Remember to follow us on the socials below for updates, new project ideas, and giveaways!

Thanks so much!
—Sarah and Off-Kilta Matilda™

Off Kilta Matilda™ and I hanging out and reading books at the park.


2018-07-31T18:42:15+00:00June 4th, 2018|Matilda Advice|0 Comments

Cumulative Effects of Math and Earning Potential

While the mindset of “not being a math person” is true for both girls and boys alike, the “fallacy of inborn math ability” is largely responsible for girls believing that they have an innate inability to excel in math.1 This sort of mindset is often thrust upon them not only by the media but also their parents and teachers.

And guess what the result is? You’re right if you’re thinking lower-paying jobs. Girls miss out on successful careers in engineering, technology, science, math, and finance.

According to a study by the Federal Reserve Bank of Cleveland, students who study advanced math in high school have higher salaried jobs and fewer chances of becoming unemployed throughout their lifetime.2 This correlation indicates that girls who do not study advanced math in high school are—before they even enter the workforce—already less likely to land high-paying jobs.

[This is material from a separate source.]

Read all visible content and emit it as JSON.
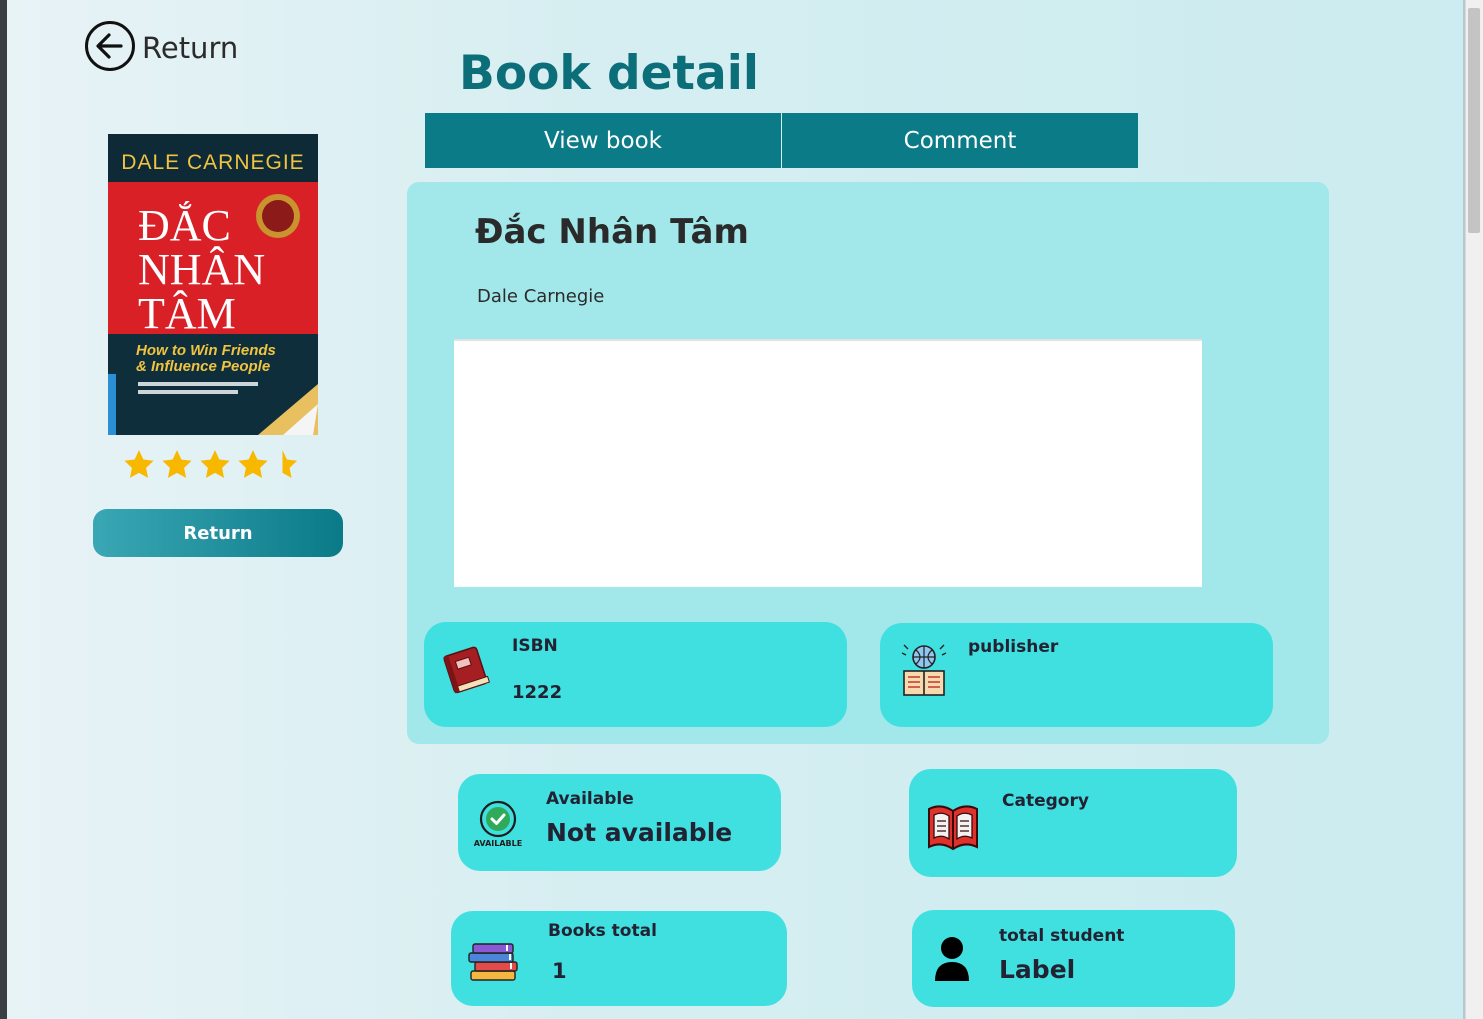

Gender disparities are more prominent in STEM careers, especially engineering, the physical sciences and computer science.3 Though women constitute half of the total U.S. college-educated workforce, they make up only 29 percent of the science and engineering workforce.4

While the gender wage gap cannot be wholly ascribed to just education level or college major, a report by the Economic Policy Institute (EPI) points out that there is a strong connection between college major and salary.5 Because most women tend to major in humanities, they end up with lower-paying jobs, while STEM majors (mostly men) are more likely to land higher-paying jobs.6 The EPI’s report also posits that women’s educational experiences as early as elementary school can strongly impact their choice of major in college.7 Because women are taught to eschew STEM so early in their education, they tend to display less interest in STEM subjects than men as they head to college.

The result is that women end up with careers that offer lower salaries or fewer opportunities to progress. Even when compared to their male counterparts, they remain underpaid.  And in some cases, women become mired in economic struggles because of these lower wages.

It is imperative to provide girls and women with opportunities for high-paying careers, not only for their own sakes, but also for bringing greater diversity into such professions.8 This can be accomplished by getting our society to change its mindset by recognizing that there is no such thing as the “math gene” and that boys and girls have equal aptitudes for math. Shifting away from this biased thinking will help change classroom teaching methods for the better, allowing girls to explore their interests in math rather than stifling them.

Math, it seems, has become a significant fear factor in why girls and women choose not to become scientists and engineers. It is time that society evaluates what kind of messages it’s conveying to girls and women regarding their ability to excel in math and math-related careers.4 In addition, there is a need to reevaluate how math is taught in schools and universities.

Let us all resolve to shun this harmful attitude towards math at home and in our schools in order to encourage girls to study STEM subjects. At the same time, we need to instill confidence in our girls that there is nothing they can’t do if they put their minds to it—that there is no such thing as the “math gene,” only hard work and resilience.


  1. Miles Kimball, Noah Smith, and Quartz, “The Myth of ‘I’m Bad at Math,’” The Atlantic, October 28, 2013,
  2.  Derek Thompson, “Will Studying Math Make You Richer?” The Atlantic, November 4, 2013,
  3.  Kelly Wallace, “The ‘boys are better at math’ mindset creates gender gap in sciences,” CNN, October 12, 2016,
  4.  ??
  5.  Elise Gould, Jessica Schieder, and Kathleen Geier, “What is the gender pay gap and is it real?” Economic Policy Institute, October 20, 2016,
  6.  Ibid.
  7.  Ibid.
  8.  Wallace, “The ‘boys.’”
2018-07-29T17:10:34+00:00September 9th, 2017|Matilda Advice|0 Comments